33. Recommendations for a National Policy on Vitamin D Supplementation for Infants in Ireland, F.S.A.o. Ireland, Editor. Food Safety Authority of Ireland: Dublin; 2007.         [ Links ]

34. Munns C, et al. Prevention and treatment of infant and childhood vitamin D deficiency in Australia and New Zealand: a consensus statement. Med J Aust 2006;185(5):268-72.         [ Links ]

35. De-Regil LM, et al. Intermittent iron supplementation for improving nutrition and development in children under 12 years of age. Cochrane Database Syst Rev 2011(12):CD009085.         [ Links ]

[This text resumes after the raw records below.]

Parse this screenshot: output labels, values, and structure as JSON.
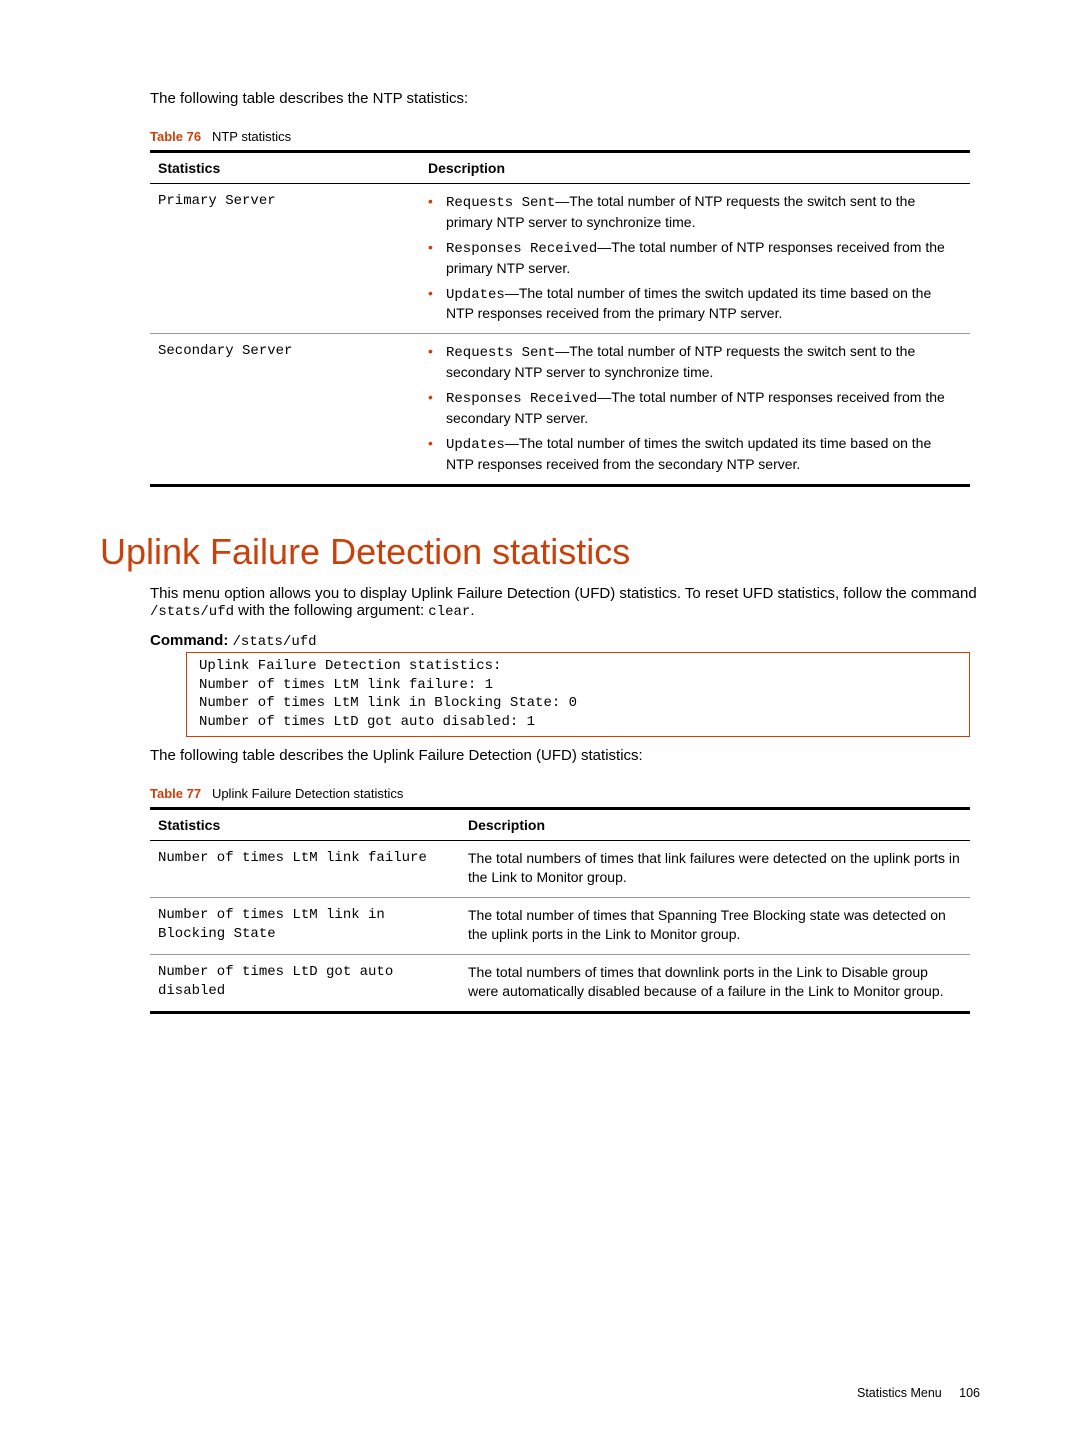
{
  "intro1": "The following table describes the NTP statistics:",
  "table76": {
    "label": "Table 76",
    "title": "NTP statistics",
    "headers": {
      "c1": "Statistics",
      "c2": "Description"
    },
    "rows": [
      {
        "stat": "Primary Server",
        "items": [
          {
            "code": "Requests Sent",
            "text": "—The total number of NTP requests the switch sent to the primary NTP server to synchronize time."
          },
          {
            "code": "Responses Received",
            "text": "—The total number of NTP responses received from the primary NTP server."
          },
          {
            "code": "Updates",
            "text": "—The total number of times the switch updated its time based on the NTP responses received from the primary NTP server."
          }
        ]
      },
      {
        "stat": "Secondary Server",
        "items": [
          {
            "code": "Requests Sent",
            "text": "—The total number of NTP requests the switch sent to the secondary NTP server to synchronize time."
          },
          {
            "code": "Responses Received",
            "text": "—The total number of NTP responses received from the secondary NTP server."
          },
          {
            "code": "Updates",
            "text": "—The total number of times the switch updated its time based on the NTP responses received from the secondary NTP server."
          }
        ]
      }
    ]
  },
  "section_heading": "Uplink Failure Detection statistics",
  "section_para_a": "This menu option allows you to display Uplink Failure Detection (UFD) statistics. To reset UFD statistics, follow the command ",
  "section_para_code": "/stats/ufd",
  "section_para_b": " with the following argument: ",
  "section_para_code2": "clear",
  "section_para_c": ".",
  "cmd_label": "Command:",
  "cmd_path": "/stats/ufd",
  "code_block": "Uplink Failure Detection statistics:\nNumber of times LtM link failure: 1\nNumber of times LtM link in Blocking State: 0\nNumber of times LtD got auto disabled: 1",
  "intro2": "The following table describes the Uplink Failure Detection (UFD) statistics:",
  "table77": {
    "label": "Table 77",
    "title": "Uplink Failure Detection statistics",
    "headers": {
      "c1": "Statistics",
      "c2": "Description"
    },
    "rows": [
      {
        "stat": "Number of times LtM link failure",
        "desc": "The total numbers of times that link failures were detected on the uplink ports in the Link to Monitor group."
      },
      {
        "stat": "Number of times LtM link in Blocking State",
        "desc": "The total number of times that Spanning Tree Blocking state was detected on the uplink ports in the Link to Monitor group."
      },
      {
        "stat": "Number of times LtD got auto disabled",
        "desc": "The total numbers of times that downlink ports in the Link to Disable group were automatically disabled because of a failure in the Link to Monitor group."
      }
    ]
  },
  "footer": {
    "section": "Statistics Menu",
    "page": "106"
  }
}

36. Winzenberg T, et al. Effects of vitamin D supplementation on bone density in healthy children: systematic review and meta-analysis. BMJ 2011; 342:c7254.         [ Links ]

37. Flores-González S. La megalópolis de la región Centro de México: una aproximación a su análisis. BUAP-Colegio de Tlaxcala; 2002.         [ Links ]



Patricia Clark.
Faculty of Medicine, UNAM. Hospital Infantil Federico Gómez.
Dr. Márquez 162, Cuahtemoc, Doctores.
C.P. 06720 Mexico City, Mexico

Received: 02/11/2015
Accepted: 01/02/2016